Drive to increase pest awareness

Food & Environment Research Agency focuses on citrus longhorn beetle for emergence season.

The Food & Environment Research Agency (FERA) has announced plans to increase public awareness of citrus longhorn beetle as the pest's emergence season begins.

FERA plant health policy team leader Richard McIntosh said: "I think there is a good awareness among the growers, but there's no harm in reminding them that we are now approaching the emergence season.

"We also want to spread the message more widely and get the general public looking for the pest - if infected plants have been sold and they are in people's gardens, it's there that they will be spotted."

He added that the EU was reviewing the legislation surrounding citrus longhorn beetle and was looking at what requirements were needed for both isolated cases and outbreaks.

"We have now had expertise in both outbreaks and isolated findings and we are looking at separating out the legislation," he explained. "We are also looking at the most recent scientific evidence to make sure it's up to date."


2008: First discovered in private gardens and on imported Acer in Guernsey.

2009: Two findings reported in private gardens.

Feb 2010: Outbreak confirmed in Boskoop, Netherlands.

May 2010: EU-wide import ban on maple trees from China.

Jul-Aug 2010: Further findings in the UK including Rutland, deemed "isolated case".

Present Legislation under review.

BEMISIA TABACI - Consultation on protected zone status

On the protected zone status of Bemisia tabaci (tobacco whitefly), which has undergone a consultation, McIntosh said a decision was due soon.

The consultation, looking at whether B. tabaci should remain under protected zone status, met varied reactions. NFU edibles members wanted to retain the status, but ornamentals growers' opinions were more mixed.

The agreed NFU position was to "maintain the protected zone status and continue with a policy of eradication of all populations".

This was mirrored by the HTA. Policy manager Gary Scroby said: "The protected zone status has played a significant role in improving the pest and disease status of young plants entering the UK. Without it, the potential financial and reputational costs to the ornamentals industry would be substantial."

Have you registered with us yet?

Register now to enjoy more articles and free email bulletins

Sign up now
Already registered?
Sign in

Before commenting please read our rules for commenting on articles.

If you see a comment you find offensive, you can flag it as inappropriate. In the top right-hand corner of an individual comment, you will see 'flag as inappropriate'. Clicking this prompts us to review the comment. For further information see our rules for commenting on articles.

comments powered by Disqus

Read These Next

Tomorrow's tractors

Tomorrow's tractors

These machines have advanced rapidly over recent years but what does the future hold? Sally Drury looks ahead.

Climbing roses

Climbing roses

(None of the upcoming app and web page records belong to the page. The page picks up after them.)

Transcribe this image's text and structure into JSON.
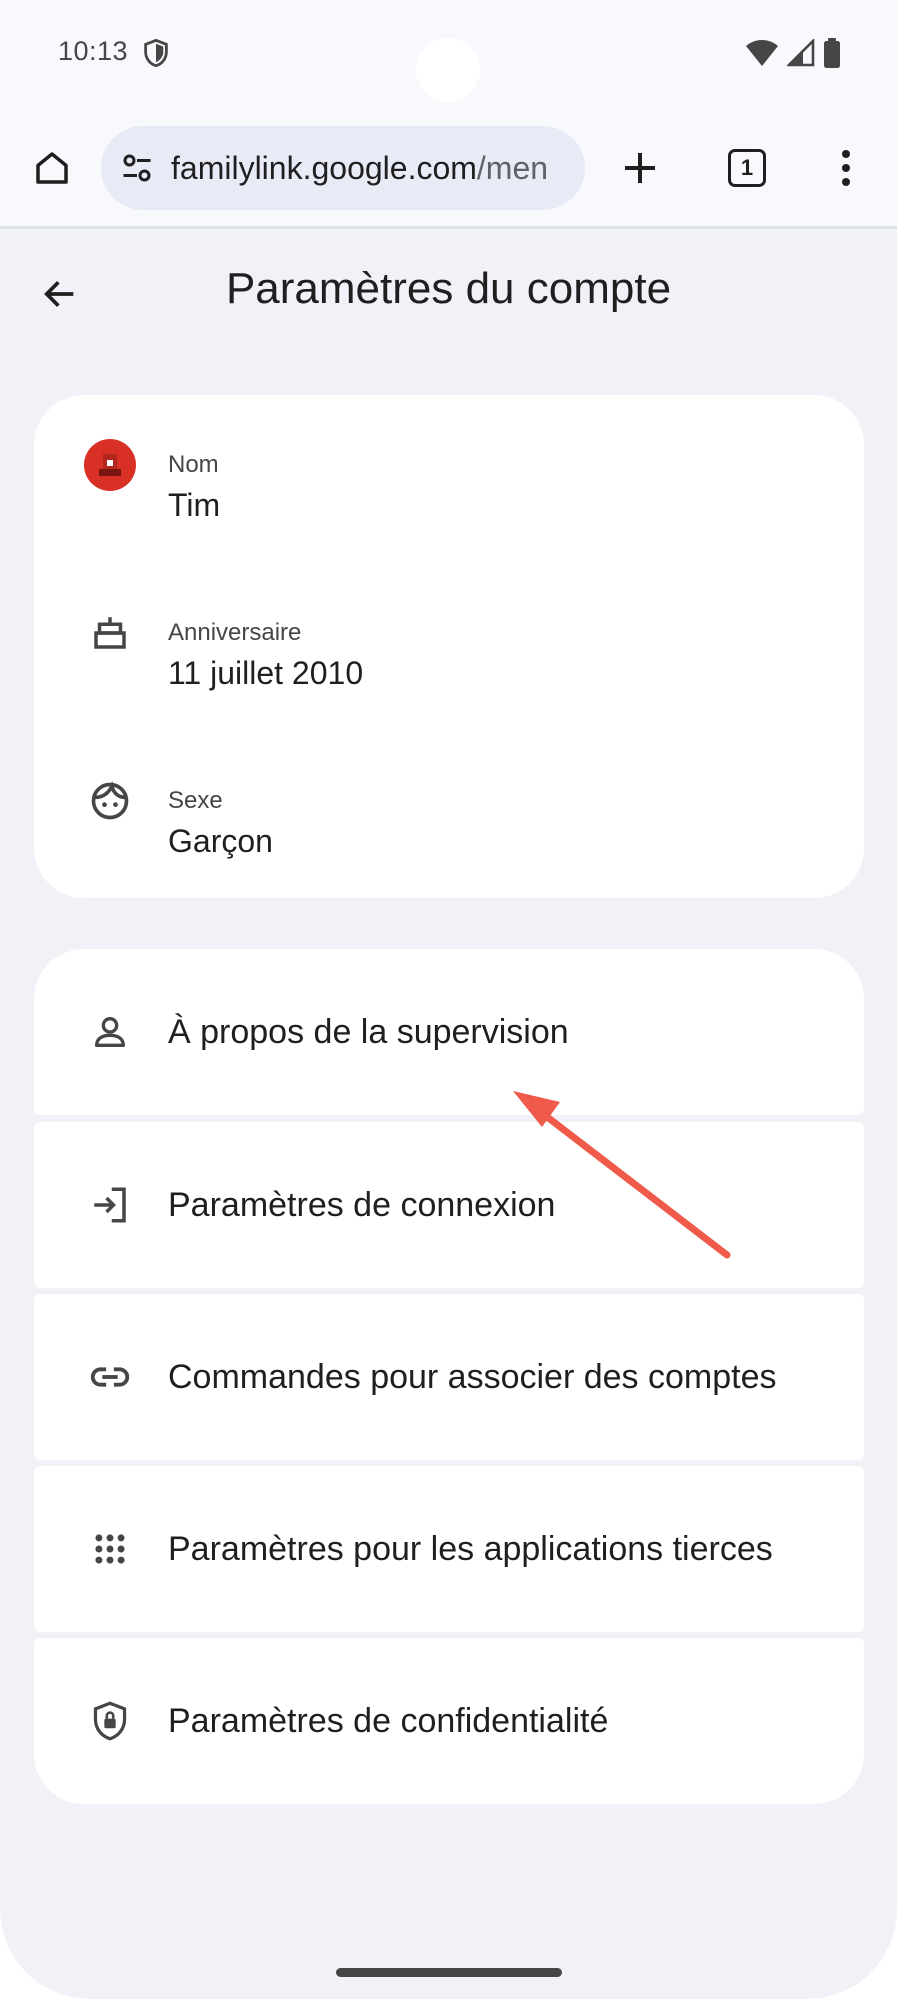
{
  "status_bar": {
    "time": "10:13"
  },
  "browser": {
    "url_main": "familylink.google.com",
    "url_rest": "/men",
    "tab_count": "1"
  },
  "page": {
    "title": "Paramètres du compte"
  },
  "profile": {
    "name_label": "Nom",
    "name_value": "Tim",
    "birthday_label": "Anniversaire",
    "birthday_value": "11 juillet 2010",
    "gender_label": "Sexe",
    "gender_value": "Garçon"
  },
  "menu": {
    "items": [
      {
        "label": "À propos de la supervision",
        "icon": "person-icon"
      },
      {
        "label": "Paramètres de connexion",
        "icon": "login-icon"
      },
      {
        "label": "Commandes pour associer des comptes",
        "icon": "link-icon"
      },
      {
        "label": "Paramètres pour les applications tierces",
        "icon": "apps-grid-icon"
      },
      {
        "label": "Paramètres de confidentialité",
        "icon": "privacy-shield-icon"
      }
    ]
  },
  "colors": {
    "background": "#f0f2f7",
    "card": "#ffffff",
    "url_pill": "#e8eaf6",
    "arrow": "#ef5a4a",
    "avatar": "#d93025"
  }
}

Walls, trellises, pergolas and even trees can all be brightened up by these beautiful blooms, writes Miranda Kimberley.

Pest & Disease Factsheet - Mealybugs

Pest & Disease Factsheet - Mealybugs

Vines, tomatoes and tropical plants are among those at risk.

Opinion... Shining a light on trading with Europe

Opinion... Shining a light on trading with Europe

Accurate figures are notoriously difficult to get at, but without doubt the UK imports a great deal of its ornamental plant requirement.

Opinion... Unbeatable delight of quality plants

Opinion... Unbeatable delight of quality plants

Viewing top-quality plants, both growing and on sale, always gives me pleasure.

Editorial ... More analysis and insight from bumper HW issue

Editorial ... More analysis and insight from bumper HW issue

Welcome to this bumper 72-page July edition of Horticulture Week magazine, packed with exclusive analysis, insight and expert advice on the biggest issues impacting all sectors of the UK horticulture industry right now.

Follow us on:
  • Facebook
  • LinkedIn
  • Twitter
  • Google +
Horticulture Jobs
More Horticulture Jobs

Tim Edwards

Boningales Nursery chairman Tim Edwards on the business of ornamentals production

Read Tim Edwards

Ornamentals ranking

Top 30 Ornamentals Nurseries by Turnover 2017

Top 30 Ornamentals Nurseries by Turnover 2017

Tough retail pricing policies and Brexit opportunities drive the top 30 growth strategies.

Pest & Disease Tracker bulletin 

The latest pest and disease alerts, how to treat them, plus EAMU updates, sent direct to your inbox.

Sign up here

Are you a landscape supplier?

Horticulture Week Landscape Project Leads

If so, you should be receiving our new service for Horticulture Week subscribers delivering landscape project leads from live, approved, planning applications across the UK.

Peter Seabrook

Inspiration and insight from travels around the horticultural world

Read more Peter Seabrook articles